What you are asked to do |
Only lines with the string "value" are wanted. Pull them out of the data.

- Opening Delimiter -

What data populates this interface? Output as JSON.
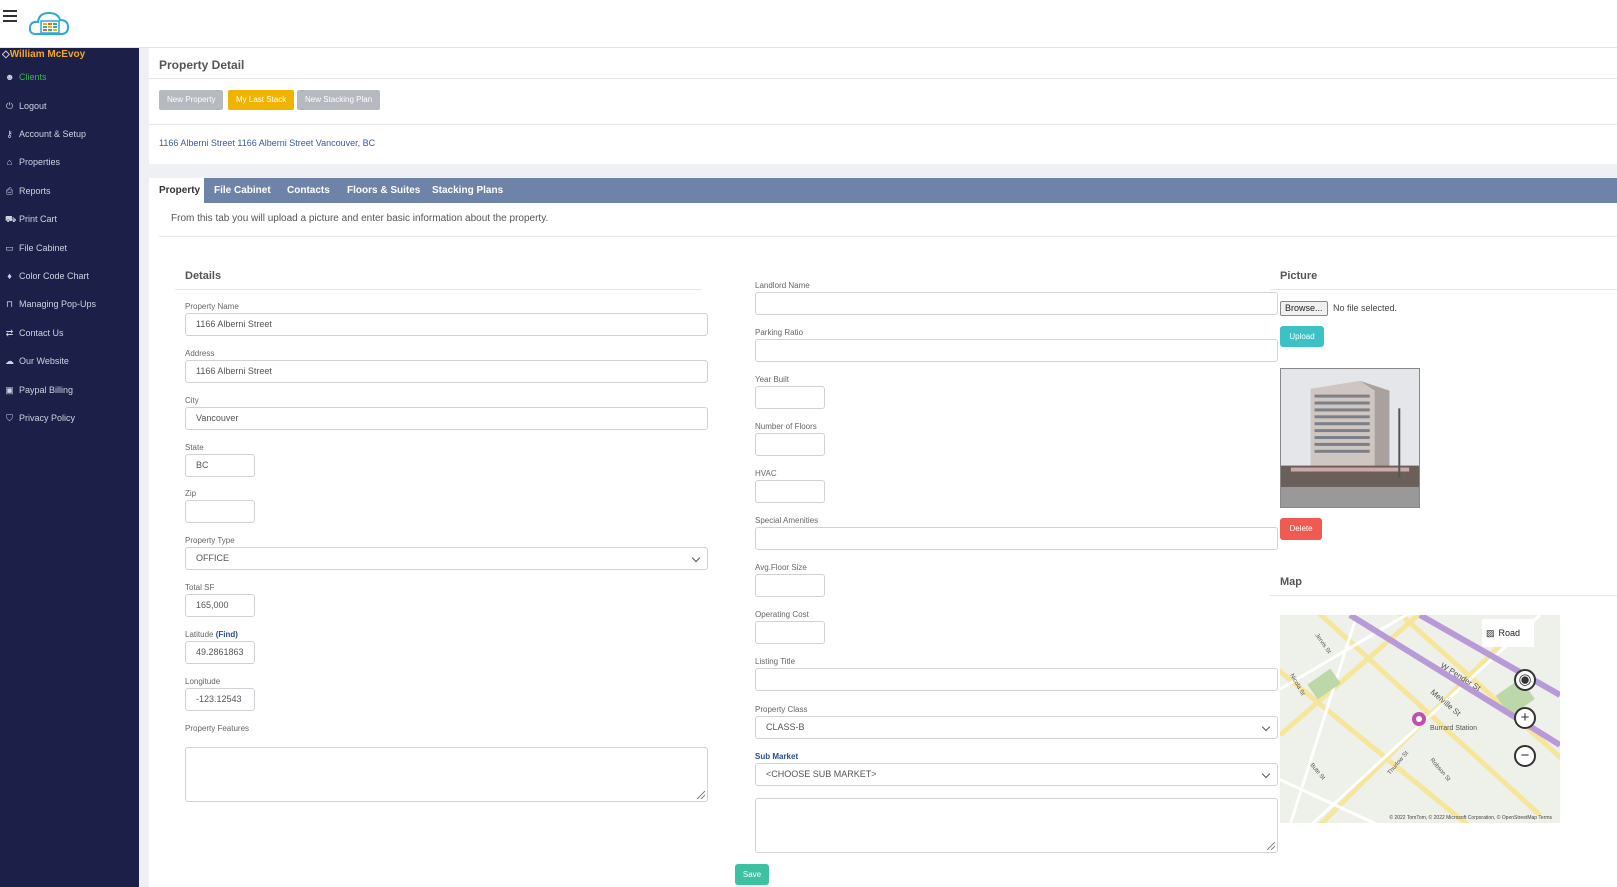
{
  "user": {
    "name": "William McEvoy"
  },
  "sidebar": {
    "items": [
      {
        "label": "Clients",
        "icon": "users-icon"
      },
      {
        "label": "Logout",
        "icon": "power-icon"
      },
      {
        "label": "Account & Setup",
        "icon": "key-icon"
      },
      {
        "label": "Properties",
        "icon": "home-icon"
      },
      {
        "label": "Reports",
        "icon": "print-icon"
      },
      {
        "label": "Print Cart",
        "icon": "cart-icon"
      },
      {
        "label": "File Cabinet",
        "icon": "folder-icon"
      },
      {
        "label": "Color Code Chart",
        "icon": "drop-icon"
      },
      {
        "label": "Managing Pop-Ups",
        "icon": "lock-icon"
      },
      {
        "label": "Contact Us",
        "icon": "exchange-icon"
      },
      {
        "label": "Our Website",
        "icon": "cloud-icon"
      },
      {
        "label": "Paypal Billing",
        "icon": "money-icon"
      },
      {
        "label": "Privacy Policy",
        "icon": "shield-icon"
      }
    ]
  },
  "page": {
    "title": "Property Detail",
    "buttons": {
      "new_property": "New Property",
      "my_last_stack": "My Last Stack",
      "new_stacking_plan": "New Stacking Plan"
    },
    "address_line": "1166 Alberni Street 1166 Alberni Street Vancouver, BC",
    "intro": "From this tab you will upload a picture and enter basic information about the property."
  },
  "tabs": [
    "Property",
    "File Cabinet",
    "Contacts",
    "Floors & Suites",
    "Stacking Plans"
  ],
  "details": {
    "title": "Details",
    "property_name": {
      "label": "Property Name",
      "value": "1166 Alberni Street"
    },
    "address": {
      "label": "Address",
      "value": "1166 Alberni Street"
    },
    "city": {
      "label": "City",
      "value": "Vancouver"
    },
    "state": {
      "label": "State",
      "value": "BC"
    },
    "zip": {
      "label": "Zip",
      "value": ""
    },
    "property_type": {
      "label": "Property Type",
      "value": "OFFICE"
    },
    "total_sf": {
      "label": "Total SF",
      "value": "165,000"
    },
    "latitude": {
      "label": "Latitude",
      "find": "(Find)",
      "value": "49.2861863"
    },
    "longitude": {
      "label": "Longitude",
      "value": "-123.12543"
    },
    "features": {
      "label": "Property Features"
    }
  },
  "extra": {
    "landlord_name": "Landlord Name",
    "parking_ratio": "Parking Ratio",
    "year_built": "Year Built",
    "number_of_floors": "Number of Floors",
    "hvac": "HVAC",
    "special_amenities": "Special Amenities",
    "avg_floor_size": "Avg.Floor Size",
    "operating_cost": "Operating Cost",
    "listing_title": "Listing Title",
    "property_class": {
      "label": "Property Class",
      "value": "CLASS-B"
    },
    "sub_market": {
      "label": "Sub Market",
      "value": "<CHOOSE SUB MARKET>"
    },
    "save": "Save"
  },
  "picture": {
    "title": "Picture",
    "browse": "Browse...",
    "no_file": "No file selected.",
    "upload": "Upload",
    "delete": "Delete"
  },
  "map": {
    "title": "Map",
    "road": "Road",
    "streets": [
      "W Pender St",
      "Melville St",
      "Burrard Station",
      "Robson St",
      "Thurlow St",
      "Bute St",
      "Nicola St",
      "Jervis St"
    ],
    "footer": "© 2022 TomTom, © 2022 Microsoft Corporation, © OpenStreetMap  Terms"
  },
  "colors": {
    "sidebar": "#1c2048",
    "tabbar": "#6e83a8",
    "accent_yellow": "#f0b400",
    "upload": "#3cc2c4",
    "delete": "#f05a50"
  }
}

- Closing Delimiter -

Written solution |
      "value": "1166 Alberni Street"
      "value": "1166 Alberni Street"
      "value": "Vancouver"
      "value": "BC"
      "value": ""
      "value": "OFFICE"
      "value": "165,000"
      "value": "49.2861863"
      "value": "-123.12543"
      "value": "CLASS-B"
      "value": "<CHOOSE SUB MARKET>"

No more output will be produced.